PayPal has announced plans to eliminate its Purchase Protection coverage for customers who give money to crowdfunding projects. The new policy takes effect on June 25th, 2016, and says “payments on crowdfunding platforms” are ineligible for protection. The broad move could be a response to the well-documented frequency of fraud and failure on crowdfunding platforms — one Kickstarter study found that 9 percent of all its projects failed to deliver rewards.
PayPal may also just be hoping to clear up some of the confusion that has surrounded its support for crowdfunding platforms so far; both creators and buyers have reported stumbling over PayPal’s terms. PayPal technically treats crowdfunding and “preselling” differently, even though crowdfunding projects often essentially function as preorders. As Glenn Fleishman reported on Medium, one of Kickstarter’s largest failures led to a messy refund situation where some customers who preordered the Zano drone outside of Kickstarter received their units first, and were able to receive refunds, while people who tried to receive chargebacks through Kickstarter were rejected.

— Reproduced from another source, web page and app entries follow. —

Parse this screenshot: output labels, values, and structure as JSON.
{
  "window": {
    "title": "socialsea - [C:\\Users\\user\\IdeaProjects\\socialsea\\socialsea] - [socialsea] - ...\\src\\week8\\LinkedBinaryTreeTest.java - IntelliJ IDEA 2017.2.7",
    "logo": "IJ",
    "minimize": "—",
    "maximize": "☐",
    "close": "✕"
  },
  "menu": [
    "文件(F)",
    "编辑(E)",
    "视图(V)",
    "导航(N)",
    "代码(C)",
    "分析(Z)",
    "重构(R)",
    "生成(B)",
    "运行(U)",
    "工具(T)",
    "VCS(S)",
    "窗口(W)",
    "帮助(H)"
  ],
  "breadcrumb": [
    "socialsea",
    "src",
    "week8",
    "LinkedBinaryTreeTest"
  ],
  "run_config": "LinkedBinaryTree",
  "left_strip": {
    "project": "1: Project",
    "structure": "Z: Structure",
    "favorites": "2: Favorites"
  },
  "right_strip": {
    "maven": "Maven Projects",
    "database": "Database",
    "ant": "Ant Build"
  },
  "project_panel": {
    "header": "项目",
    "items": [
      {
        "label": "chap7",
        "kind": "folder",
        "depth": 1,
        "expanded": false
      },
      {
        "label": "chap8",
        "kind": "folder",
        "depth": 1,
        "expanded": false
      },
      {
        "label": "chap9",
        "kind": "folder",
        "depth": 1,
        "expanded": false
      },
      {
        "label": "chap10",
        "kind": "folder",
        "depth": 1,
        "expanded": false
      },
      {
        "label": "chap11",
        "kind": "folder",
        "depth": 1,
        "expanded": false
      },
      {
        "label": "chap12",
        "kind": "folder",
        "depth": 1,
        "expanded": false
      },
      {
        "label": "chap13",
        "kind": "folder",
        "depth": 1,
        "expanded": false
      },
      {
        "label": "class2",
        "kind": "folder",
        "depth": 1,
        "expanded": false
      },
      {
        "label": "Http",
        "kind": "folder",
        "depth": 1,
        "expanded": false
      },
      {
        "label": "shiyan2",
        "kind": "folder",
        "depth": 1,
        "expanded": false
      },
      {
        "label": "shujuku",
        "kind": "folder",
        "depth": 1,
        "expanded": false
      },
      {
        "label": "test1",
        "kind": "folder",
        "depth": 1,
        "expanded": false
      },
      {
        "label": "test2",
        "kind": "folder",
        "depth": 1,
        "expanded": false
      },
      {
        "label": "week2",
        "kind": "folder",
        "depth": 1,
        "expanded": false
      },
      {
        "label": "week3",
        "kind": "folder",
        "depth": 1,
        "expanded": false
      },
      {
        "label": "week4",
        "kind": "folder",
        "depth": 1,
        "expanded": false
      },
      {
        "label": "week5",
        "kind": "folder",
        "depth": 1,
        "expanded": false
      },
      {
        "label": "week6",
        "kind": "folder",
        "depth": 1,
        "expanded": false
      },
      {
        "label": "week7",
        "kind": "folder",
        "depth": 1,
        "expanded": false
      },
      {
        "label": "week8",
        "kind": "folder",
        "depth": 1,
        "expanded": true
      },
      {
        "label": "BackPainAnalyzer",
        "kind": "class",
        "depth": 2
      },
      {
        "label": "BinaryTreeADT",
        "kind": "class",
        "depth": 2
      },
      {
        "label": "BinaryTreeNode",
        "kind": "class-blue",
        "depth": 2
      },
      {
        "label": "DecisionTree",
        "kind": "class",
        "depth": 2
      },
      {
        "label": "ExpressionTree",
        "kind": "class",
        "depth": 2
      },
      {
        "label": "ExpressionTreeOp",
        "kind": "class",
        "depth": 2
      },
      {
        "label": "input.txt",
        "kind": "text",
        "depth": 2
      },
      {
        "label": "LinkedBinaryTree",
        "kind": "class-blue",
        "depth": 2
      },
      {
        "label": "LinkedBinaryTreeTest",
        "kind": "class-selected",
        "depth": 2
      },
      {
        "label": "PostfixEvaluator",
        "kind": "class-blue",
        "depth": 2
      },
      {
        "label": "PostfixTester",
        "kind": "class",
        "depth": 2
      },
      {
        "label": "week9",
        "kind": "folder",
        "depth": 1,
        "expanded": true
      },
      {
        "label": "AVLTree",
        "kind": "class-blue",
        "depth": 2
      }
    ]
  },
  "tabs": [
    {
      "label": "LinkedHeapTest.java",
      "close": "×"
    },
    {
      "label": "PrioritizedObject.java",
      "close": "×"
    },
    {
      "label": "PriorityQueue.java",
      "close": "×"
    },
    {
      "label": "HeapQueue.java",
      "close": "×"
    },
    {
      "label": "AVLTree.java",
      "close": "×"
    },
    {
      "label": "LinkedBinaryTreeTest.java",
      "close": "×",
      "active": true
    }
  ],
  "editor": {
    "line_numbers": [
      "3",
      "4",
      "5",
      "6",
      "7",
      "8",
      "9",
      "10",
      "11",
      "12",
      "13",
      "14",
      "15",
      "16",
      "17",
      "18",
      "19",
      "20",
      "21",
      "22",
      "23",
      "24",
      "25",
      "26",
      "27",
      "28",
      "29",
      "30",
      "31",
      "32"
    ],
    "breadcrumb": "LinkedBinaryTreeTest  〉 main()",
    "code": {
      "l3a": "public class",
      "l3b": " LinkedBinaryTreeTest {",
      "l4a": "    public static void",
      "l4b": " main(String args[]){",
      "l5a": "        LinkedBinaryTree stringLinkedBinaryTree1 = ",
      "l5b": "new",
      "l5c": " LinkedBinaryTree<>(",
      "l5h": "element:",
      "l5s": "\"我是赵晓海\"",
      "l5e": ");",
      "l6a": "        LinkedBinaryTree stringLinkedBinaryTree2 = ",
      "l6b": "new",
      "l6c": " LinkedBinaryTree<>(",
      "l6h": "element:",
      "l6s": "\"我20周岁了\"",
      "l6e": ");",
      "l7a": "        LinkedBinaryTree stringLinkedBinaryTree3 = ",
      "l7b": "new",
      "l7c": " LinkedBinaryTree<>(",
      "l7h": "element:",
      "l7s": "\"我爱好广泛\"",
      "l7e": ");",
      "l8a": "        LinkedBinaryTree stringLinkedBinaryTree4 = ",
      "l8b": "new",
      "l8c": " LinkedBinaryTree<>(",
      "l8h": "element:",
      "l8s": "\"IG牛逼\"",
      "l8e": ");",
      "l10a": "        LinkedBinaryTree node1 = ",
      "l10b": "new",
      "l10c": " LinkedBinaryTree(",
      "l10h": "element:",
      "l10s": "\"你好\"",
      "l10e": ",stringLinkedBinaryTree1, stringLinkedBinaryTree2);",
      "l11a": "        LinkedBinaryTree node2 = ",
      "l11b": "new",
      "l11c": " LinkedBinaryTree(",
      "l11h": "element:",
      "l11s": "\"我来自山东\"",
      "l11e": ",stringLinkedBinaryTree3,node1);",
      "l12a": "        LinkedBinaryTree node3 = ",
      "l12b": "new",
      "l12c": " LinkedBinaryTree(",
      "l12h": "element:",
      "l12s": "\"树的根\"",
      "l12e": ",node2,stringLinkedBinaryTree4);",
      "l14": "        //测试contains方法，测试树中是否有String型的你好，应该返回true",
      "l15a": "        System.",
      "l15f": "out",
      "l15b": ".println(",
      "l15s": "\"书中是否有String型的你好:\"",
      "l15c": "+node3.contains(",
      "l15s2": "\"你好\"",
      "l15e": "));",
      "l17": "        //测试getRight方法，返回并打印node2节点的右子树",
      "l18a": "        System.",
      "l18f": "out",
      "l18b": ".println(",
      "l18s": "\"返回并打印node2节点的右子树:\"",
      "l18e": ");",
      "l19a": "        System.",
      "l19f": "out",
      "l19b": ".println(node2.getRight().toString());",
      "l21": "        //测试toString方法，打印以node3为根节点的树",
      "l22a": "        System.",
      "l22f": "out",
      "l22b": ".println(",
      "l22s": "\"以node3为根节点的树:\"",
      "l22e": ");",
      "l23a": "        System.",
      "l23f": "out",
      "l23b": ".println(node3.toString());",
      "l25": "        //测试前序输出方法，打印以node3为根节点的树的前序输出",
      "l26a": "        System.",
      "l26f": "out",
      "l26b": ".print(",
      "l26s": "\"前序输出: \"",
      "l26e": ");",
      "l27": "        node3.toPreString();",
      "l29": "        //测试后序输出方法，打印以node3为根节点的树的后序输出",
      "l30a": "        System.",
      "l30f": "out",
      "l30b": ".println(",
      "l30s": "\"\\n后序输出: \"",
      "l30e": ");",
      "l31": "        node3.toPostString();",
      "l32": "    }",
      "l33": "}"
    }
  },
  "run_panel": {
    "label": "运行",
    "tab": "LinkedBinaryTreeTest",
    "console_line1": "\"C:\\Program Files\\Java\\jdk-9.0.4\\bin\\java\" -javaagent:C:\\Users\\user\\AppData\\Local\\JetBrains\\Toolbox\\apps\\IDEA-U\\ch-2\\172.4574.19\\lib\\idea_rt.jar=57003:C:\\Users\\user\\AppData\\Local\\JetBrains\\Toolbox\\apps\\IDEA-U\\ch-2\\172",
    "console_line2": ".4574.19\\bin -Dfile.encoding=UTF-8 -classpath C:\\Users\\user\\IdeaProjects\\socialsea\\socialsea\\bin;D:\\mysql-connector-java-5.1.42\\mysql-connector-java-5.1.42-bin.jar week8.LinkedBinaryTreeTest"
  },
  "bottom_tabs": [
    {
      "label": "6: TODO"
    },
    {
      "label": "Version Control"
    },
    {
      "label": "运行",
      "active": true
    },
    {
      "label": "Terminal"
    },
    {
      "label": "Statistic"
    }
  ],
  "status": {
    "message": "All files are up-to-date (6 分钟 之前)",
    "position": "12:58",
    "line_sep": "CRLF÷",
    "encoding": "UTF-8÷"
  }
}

The new policy means that people who use PayPal to support crowdfunding projects won’t be able to recoup their money by disputing the charge — meaning PayPal won’t provide relief if a project fails to deliver, delivers a broken product, or is completely fraudulent. The change mostly impacts Indiegogo; Kickstarter payments were already not protected by PayPal. (Kickstarter itself also does not take any responsibility for fulfilling rewards, and does not permit people who funded successful projects to request chargebacks.) We’ve asked PayPal to explain the reason for the change, but it’s likely the company just doesn’t want to assume the risk from crowdfunding’s ongoing trust problem.
PayPal issued the following statement about the change:
In Australia, Brazil, Canada, Japan, United States and other countries, we have excluded payments made to crowdfunding campaigns from our buyer protection programs. This is consistent with the risks and uncertainties involved in contributing to crowdfunding campaigns, which do not guarantee a return for the investment made in these types of campaigns. We work with our crowdfunding platform partners to encourage fundraisers to communicate the risks involved in investing in their campaign to donors.
Gone are the days of pledging your support for a potato salad, safe in the knowledge that you’ll be protected even if the mayonnaise is subpar. It was a simpler time.
By The Verge and Claire Reilly